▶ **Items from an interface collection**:

======

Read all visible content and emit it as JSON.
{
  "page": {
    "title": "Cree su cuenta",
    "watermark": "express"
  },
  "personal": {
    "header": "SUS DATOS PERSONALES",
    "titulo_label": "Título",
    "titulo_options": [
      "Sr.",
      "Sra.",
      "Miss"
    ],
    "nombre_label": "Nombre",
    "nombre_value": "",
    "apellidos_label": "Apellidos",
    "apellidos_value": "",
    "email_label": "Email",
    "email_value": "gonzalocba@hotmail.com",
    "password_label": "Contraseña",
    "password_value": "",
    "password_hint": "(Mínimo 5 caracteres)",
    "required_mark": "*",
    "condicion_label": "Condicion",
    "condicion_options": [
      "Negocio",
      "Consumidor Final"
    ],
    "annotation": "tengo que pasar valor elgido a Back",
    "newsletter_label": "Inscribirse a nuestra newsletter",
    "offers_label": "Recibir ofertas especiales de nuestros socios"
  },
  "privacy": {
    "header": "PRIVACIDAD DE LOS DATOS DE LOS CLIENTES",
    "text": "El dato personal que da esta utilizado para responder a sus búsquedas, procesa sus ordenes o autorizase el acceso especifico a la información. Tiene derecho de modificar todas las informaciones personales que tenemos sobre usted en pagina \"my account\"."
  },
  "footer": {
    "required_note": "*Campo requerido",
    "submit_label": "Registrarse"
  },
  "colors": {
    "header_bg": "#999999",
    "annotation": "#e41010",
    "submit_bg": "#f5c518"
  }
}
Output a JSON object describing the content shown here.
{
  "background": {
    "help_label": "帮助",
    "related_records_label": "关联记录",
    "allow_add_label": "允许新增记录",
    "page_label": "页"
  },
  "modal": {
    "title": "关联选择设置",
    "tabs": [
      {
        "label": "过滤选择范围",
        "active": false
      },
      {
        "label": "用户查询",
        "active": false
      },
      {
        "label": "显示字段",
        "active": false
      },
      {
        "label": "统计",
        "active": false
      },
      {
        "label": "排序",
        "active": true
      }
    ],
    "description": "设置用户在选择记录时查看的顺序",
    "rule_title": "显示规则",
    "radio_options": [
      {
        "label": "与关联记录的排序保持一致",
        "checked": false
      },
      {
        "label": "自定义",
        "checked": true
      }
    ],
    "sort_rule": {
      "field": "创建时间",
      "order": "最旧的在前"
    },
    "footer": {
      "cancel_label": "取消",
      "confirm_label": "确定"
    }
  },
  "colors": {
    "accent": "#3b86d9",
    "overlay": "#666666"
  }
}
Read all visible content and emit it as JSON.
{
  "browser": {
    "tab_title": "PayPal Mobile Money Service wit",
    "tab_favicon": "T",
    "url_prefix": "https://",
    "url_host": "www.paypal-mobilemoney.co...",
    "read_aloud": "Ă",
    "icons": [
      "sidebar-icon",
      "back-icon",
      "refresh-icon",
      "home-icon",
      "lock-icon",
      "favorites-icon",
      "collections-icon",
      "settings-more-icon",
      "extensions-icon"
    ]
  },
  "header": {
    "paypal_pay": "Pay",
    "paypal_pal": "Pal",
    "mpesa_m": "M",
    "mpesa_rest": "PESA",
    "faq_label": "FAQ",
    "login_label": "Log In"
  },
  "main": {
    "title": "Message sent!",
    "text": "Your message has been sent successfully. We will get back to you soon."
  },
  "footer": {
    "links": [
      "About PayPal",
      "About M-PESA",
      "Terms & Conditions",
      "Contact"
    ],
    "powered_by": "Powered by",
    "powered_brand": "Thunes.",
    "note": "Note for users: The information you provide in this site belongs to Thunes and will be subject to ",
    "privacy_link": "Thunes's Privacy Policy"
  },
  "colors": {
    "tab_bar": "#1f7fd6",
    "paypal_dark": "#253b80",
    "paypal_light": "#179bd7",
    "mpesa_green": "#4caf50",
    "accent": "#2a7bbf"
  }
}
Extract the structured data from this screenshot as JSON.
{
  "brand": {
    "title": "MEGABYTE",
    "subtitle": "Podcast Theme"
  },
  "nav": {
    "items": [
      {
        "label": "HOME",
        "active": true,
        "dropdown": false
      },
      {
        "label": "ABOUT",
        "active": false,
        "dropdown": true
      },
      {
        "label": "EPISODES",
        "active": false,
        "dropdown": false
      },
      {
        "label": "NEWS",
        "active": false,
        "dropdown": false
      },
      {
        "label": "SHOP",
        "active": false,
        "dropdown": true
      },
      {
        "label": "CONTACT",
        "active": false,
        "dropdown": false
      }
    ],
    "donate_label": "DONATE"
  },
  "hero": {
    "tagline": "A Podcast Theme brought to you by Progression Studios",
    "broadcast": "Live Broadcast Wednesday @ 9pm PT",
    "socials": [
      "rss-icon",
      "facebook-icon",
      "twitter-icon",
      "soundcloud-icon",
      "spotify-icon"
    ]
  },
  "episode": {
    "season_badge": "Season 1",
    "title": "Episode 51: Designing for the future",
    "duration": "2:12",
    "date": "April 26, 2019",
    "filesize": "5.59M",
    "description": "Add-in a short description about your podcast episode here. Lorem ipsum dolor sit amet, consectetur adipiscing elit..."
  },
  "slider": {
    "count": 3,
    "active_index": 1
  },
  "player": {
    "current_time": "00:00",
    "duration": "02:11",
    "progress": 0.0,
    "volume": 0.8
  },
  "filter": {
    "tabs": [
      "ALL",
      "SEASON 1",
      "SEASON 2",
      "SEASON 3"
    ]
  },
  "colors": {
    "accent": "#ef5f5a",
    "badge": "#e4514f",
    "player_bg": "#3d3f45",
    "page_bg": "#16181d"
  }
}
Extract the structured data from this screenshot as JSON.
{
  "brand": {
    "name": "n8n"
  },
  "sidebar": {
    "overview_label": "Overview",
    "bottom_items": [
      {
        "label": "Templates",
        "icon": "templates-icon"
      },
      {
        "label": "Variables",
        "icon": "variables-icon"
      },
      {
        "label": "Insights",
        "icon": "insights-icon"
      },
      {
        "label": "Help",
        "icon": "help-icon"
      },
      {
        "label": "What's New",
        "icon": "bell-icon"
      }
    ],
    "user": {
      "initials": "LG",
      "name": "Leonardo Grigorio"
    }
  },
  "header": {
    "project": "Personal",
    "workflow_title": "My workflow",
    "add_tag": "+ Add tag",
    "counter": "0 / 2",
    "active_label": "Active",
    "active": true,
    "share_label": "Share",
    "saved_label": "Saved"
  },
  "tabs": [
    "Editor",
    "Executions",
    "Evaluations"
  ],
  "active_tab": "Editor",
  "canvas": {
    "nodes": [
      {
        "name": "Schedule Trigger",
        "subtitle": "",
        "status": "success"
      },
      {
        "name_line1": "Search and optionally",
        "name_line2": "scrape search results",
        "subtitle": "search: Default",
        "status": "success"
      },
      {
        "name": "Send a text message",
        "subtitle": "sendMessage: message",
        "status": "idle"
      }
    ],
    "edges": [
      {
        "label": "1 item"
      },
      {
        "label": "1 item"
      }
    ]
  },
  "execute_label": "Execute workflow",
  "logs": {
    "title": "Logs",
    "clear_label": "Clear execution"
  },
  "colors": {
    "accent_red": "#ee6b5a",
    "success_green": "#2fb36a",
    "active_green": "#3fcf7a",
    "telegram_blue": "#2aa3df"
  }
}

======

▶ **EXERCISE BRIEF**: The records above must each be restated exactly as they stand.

▶ **REPLY**:
Read all visible content and emit it as JSON.
{
  "page": {
    "title": "Cree su cuenta",
    "watermark": "express"
  },
  "personal": {
    "header": "SUS DATOS PERSONALES",
    "titulo_label": "Título",
    "titulo_options": [
      "Sr.",
      "Sra.",
      "Miss"
    ],
    "nombre_label": "Nombre",
    "nombre_value": "",
    "apellidos_label": "Apellidos",
    "apellidos_value": "",
    "email_label": "Email",
    "email_value": "gonzalocba@hotmail.com",
    "password_label": "Contraseña",
    "password_value": "",
    "password_hint": "(Mínimo 5 caracteres)",
    "required_mark": "*",
    "condicion_label": "Condicion",
    "condicion_options": [
      "Negocio",
      "Consumidor Final"
    ],
    "annotation": "tengo que pasar valor elgido a Back",
    "newsletter_label": "Inscribirse a nuestra newsletter",
    "offers_label": "Recibir ofertas especiales de nuestros socios"
  },
  "privacy": {
    "header": "PRIVACIDAD DE LOS DATOS DE LOS CLIENTES",
    "text": "El dato personal que da esta utilizado para responder a sus búsquedas, procesa sus ordenes o autorizase el acceso especifico a la información. Tiene derecho de modificar todas las informaciones personales que tenemos sobre usted en pagina \"my account\"."
  },
  "footer": {
    "required_note": "*Campo requerido",
    "submit_label": "Registrarse"
  },
  "colors": {
    "header_bg": "#999999",
    "annotation": "#e41010",
    "submit_bg": "#f5c518"
  }
}
Output a JSON object describing the content shown here.
{
  "background": {
    "help_label": "帮助",
    "related_records_label": "关联记录",
    "allow_add_label": "允许新增记录",
    "page_label": "页"
  },
  "modal": {
    "title": "关联选择设置",
    "tabs": [
      {
        "label": "过滤选择范围",
        "active": false
      },
      {
        "label": "用户查询",
        "active": false
      },
      {
        "label": "显示字段",
        "active": false
      },
      {
        "label": "统计",
        "active": false
      },
      {
        "label": "排序",
        "active": true
      }
    ],
    "description": "设置用户在选择记录时查看的顺序",
    "rule_title": "显示规则",
    "radio_options": [
      {
        "label": "与关联记录的排序保持一致",
        "checked": false
      },
      {
        "label": "自定义",
        "checked": true
      }
    ],
    "sort_rule": {
      "field": "创建时间",
      "order": "最旧的在前"
    },
    "footer": {
      "cancel_label": "取消",
      "confirm_label": "确定"
    }
  },
  "colors": {
    "accent": "#3b86d9",
    "overlay": "#666666"
  }
}
Read all visible content and emit it as JSON.
{
  "browser": {
    "tab_title": "PayPal Mobile Money Service wit",
    "tab_favicon": "T",
    "url_prefix": "https://",
    "url_host": "www.paypal-mobilemoney.co...",
    "read_aloud": "Ă",
    "icons": [
      "sidebar-icon",
      "back-icon",
      "refresh-icon",
      "home-icon",
      "lock-icon",
      "favorites-icon",
      "collections-icon",
      "settings-more-icon",
      "extensions-icon"
    ]
  },
  "header": {
    "paypal_pay": "Pay",
    "paypal_pal": "Pal",
    "mpesa_m": "M",
    "mpesa_rest": "PESA",
    "faq_label": "FAQ",
    "login_label": "Log In"
  },
  "main": {
    "title": "Message sent!",
    "text": "Your message has been sent successfully. We will get back to you soon."
  },
  "footer": {
    "links": [
      "About PayPal",
      "About M-PESA",
      "Terms & Conditions",
      "Contact"
    ],
    "powered_by": "Powered by",
    "powered_brand": "Thunes.",
    "note": "Note for users: The information you provide in this site belongs to Thunes and will be subject to ",
    "privacy_link": "Thunes's Privacy Policy"
  },
  "colors": {
    "tab_bar": "#1f7fd6",
    "paypal_dark": "#253b80",
    "paypal_light": "#179bd7",
    "mpesa_green": "#4caf50",
    "accent": "#2a7bbf"
  }
}
Extract the structured data from this screenshot as JSON.
{
  "brand": {
    "title": "MEGABYTE",
    "subtitle": "Podcast Theme"
  },
  "nav": {
    "items": [
      {
        "label": "HOME",
        "active": true,
        "dropdown": false
      },
      {
        "label": "ABOUT",
        "active": false,
        "dropdown": true
      },
      {
        "label": "EPISODES",
        "active": false,
        "dropdown": false
      },
      {
        "label": "NEWS",
        "active": false,
        "dropdown": false
      },
      {
        "label": "SHOP",
        "active": false,
        "dropdown": true
      },
      {
        "label": "CONTACT",
        "active": false,
        "dropdown": false
      }
    ],
    "donate_label": "DONATE"
  },
  "hero": {
    "tagline": "A Podcast Theme brought to you by Progression Studios",
    "broadcast": "Live Broadcast Wednesday @ 9pm PT",
    "socials": [
      "rss-icon",
      "facebook-icon",
      "twitter-icon",
      "soundcloud-icon",
      "spotify-icon"
    ]
  },
  "episode": {
    "season_badge": "Season 1",
    "title": "Episode 51: Designing for the future",
    "duration": "2:12",
    "date": "April 26, 2019",
    "filesize": "5.59M",
    "description": "Add-in a short description about your podcast episode here. Lorem ipsum dolor sit amet, consectetur adipiscing elit..."
  },
  "slider": {
    "count": 3,
    "active_index": 1
  },
  "player": {
    "current_time": "00:00",
    "duration": "02:11",
    "progress": 0.0,
    "volume": 0.8
  },
  "filter": {
    "tabs": [
      "ALL",
      "SEASON 1",
      "SEASON 2",
      "SEASON 3"
    ]
  },
  "colors": {
    "accent": "#ef5f5a",
    "badge": "#e4514f",
    "player_bg": "#3d3f45",
    "page_bg": "#16181d"
  }
}
Extract the structured data from this screenshot as JSON.
{
  "brand": {
    "name": "n8n"
  },
  "sidebar": {
    "overview_label": "Overview",
    "bottom_items": [
      {
        "label": "Templates",
        "icon": "templates-icon"
      },
      {
        "label": "Variables",
        "icon": "variables-icon"
      },
      {
        "label": "Insights",
        "icon": "insights-icon"
      },
      {
        "label": "Help",
        "icon": "help-icon"
      },
      {
        "label": "What's New",
        "icon": "bell-icon"
      }
    ],
    "user": {
      "initials": "LG",
      "name": "Leonardo Grigorio"
    }
  },
  "header": {
    "project": "Personal",
    "workflow_title": "My workflow",
    "add_tag": "+ Add tag",
    "counter": "0 / 2",
    "active_label": "Active",
    "active": true,
    "share_label": "Share",
    "saved_label": "Saved"
  },
  "tabs": [
    "Editor",
    "Executions",
    "Evaluations"
  ],
  "active_tab": "Editor",
  "canvas": {
    "nodes": [
      {
        "name": "Schedule Trigger",
        "subtitle": "",
        "status": "success"
      },
      {
        "name_line1": "Search and optionally",
        "name_line2": "scrape search results",
        "subtitle": "search: Default",
        "status": "success"
      },
      {
        "name": "Send a text message",
        "subtitle": "sendMessage: message",
        "status": "idle"
      }
    ],
    "edges": [
      {
        "label": "1 item"
      },
      {
        "label": "1 item"
      }
    ]
  },
  "execute_label": "Execute workflow",
  "logs": {
    "title": "Logs",
    "clear_label": "Clear execution"
  },
  "colors": {
    "accent_red": "#ee6b5a",
    "success_green": "#2fb36a",
    "active_green": "#3fcf7a",
    "telegram_blue": "#2aa3df"
  }
}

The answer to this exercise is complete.